Live Recording, 22 April, 2013


Preview Score


  1. April Is In My Mistress’ Face
  2. The Silver Swan
  3. Spring Returns
  4. Arianna’s Lament (Let Me Die)
  5. Nay Let Me Weep
  6. Cease Now
  7. Up From Earth’s Center


2013 by the Arkansas State University Chamber Singers

Program Note

This set of seven madrigals was the product of a class in madrigal styles taught in 1970 by Prof. Paul Harden at Michigan State University. Harden had a thorough knowledge of the music of the 16th century, and was a meticulous and demanding teacher. We composed music in the various madrigal styles, from the openness and innocence of Marenzio, to the poignantly dramatic qualities of Monteverdi and the free-floating tonality and hyper-expressivity of Gesualdo. I found a real love for madrigals and responded with a real compositional effort of my own. “The One and Only Book of Madrigals” sat for over 40 years before receiving a first premiere performance in  2013 by the Arkansas State University Chamber Singers.

Program Note by David Maslanka


April is in my mistress’ face,
And July in her eyes hath place;
Within her bosom is September,
But in her heart a cold December.

The silver Swan, who, living, had no Note,
When Death approached, unlocked her silent throat.
Leaning her breast upon the reedy shore,
thus sang her first and last, and sang no more:
“Farewell, all joys! O Death, come close mine eyes!
More Geese than Swans now live, more Fools than Wise.”

Spring returns with balmy zephyrs softly breathed
April the young and gay with flowers wreathed
The waves are stilled, the clouds in show’rs decending
While nymphs and jocund shepherd’s songs are blending
Now feathered songsters among the groves are flying
from bough to bough with tuneful voice replying
With evening’s shades silence around is falling
Morning returns, the song of joy recalling.
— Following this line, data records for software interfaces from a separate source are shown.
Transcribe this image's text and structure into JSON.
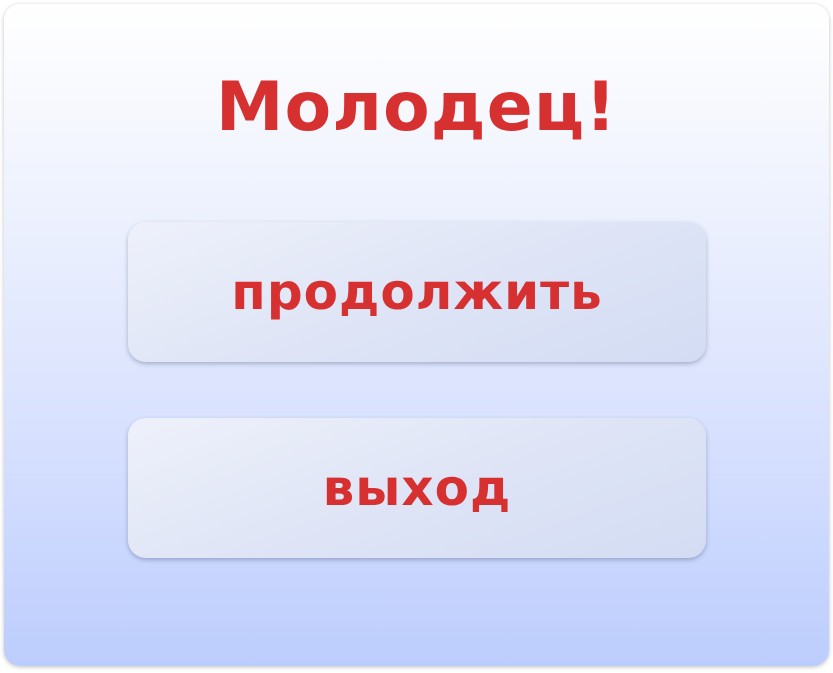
{
  "dialog": {
    "title": "Молодец!",
    "buttons": {
      "continue_label": "продолжить",
      "exit_label": "выход"
    }
  },
  "colors": {
    "text_accent": "#d63030",
    "background_top": "#ffffff",
    "background_bottom": "#bccdfd",
    "button_fill": "#dfe5f6"
  }
}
Let me die, let me die, let me die
for who can give me comfort in such great misfortune
o, let me die, let me die, let me die
for who will give comfort in such great martyrdom
o, let me die, let me die, let me die
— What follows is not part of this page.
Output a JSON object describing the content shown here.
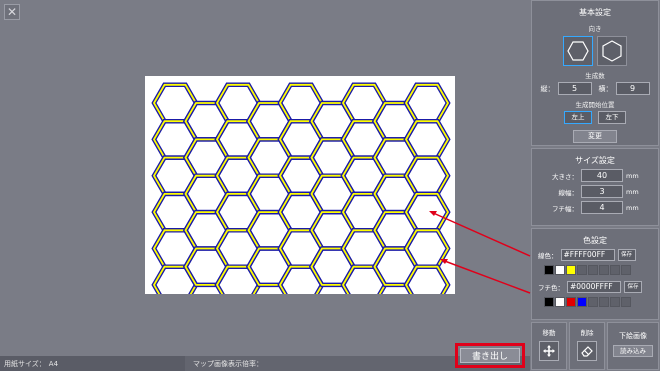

Nay, let me weep, tho’ others’ tears be spent,
Though all eyes dried be, let mine be wet,
Unto thy grave I’ll pay this yearly rent,
Thy lifeless corse demands of me this debt,
I owe more tears than ever corse did crave
I’ll pay more tears than e’er was paid to grave.

Cease now, no longer plague me
Deceitful thought and cruel
For I can never be what you desire
Dead is for me, all and never
May I hope to know
What gladness is.

Up from Earth’s Center through the Seventh Gate
I rose, and on the Throne of Saturn sate.
And many a Knot unravel’d by the Road;
But not the Master-knot of Human Fate

Further Reading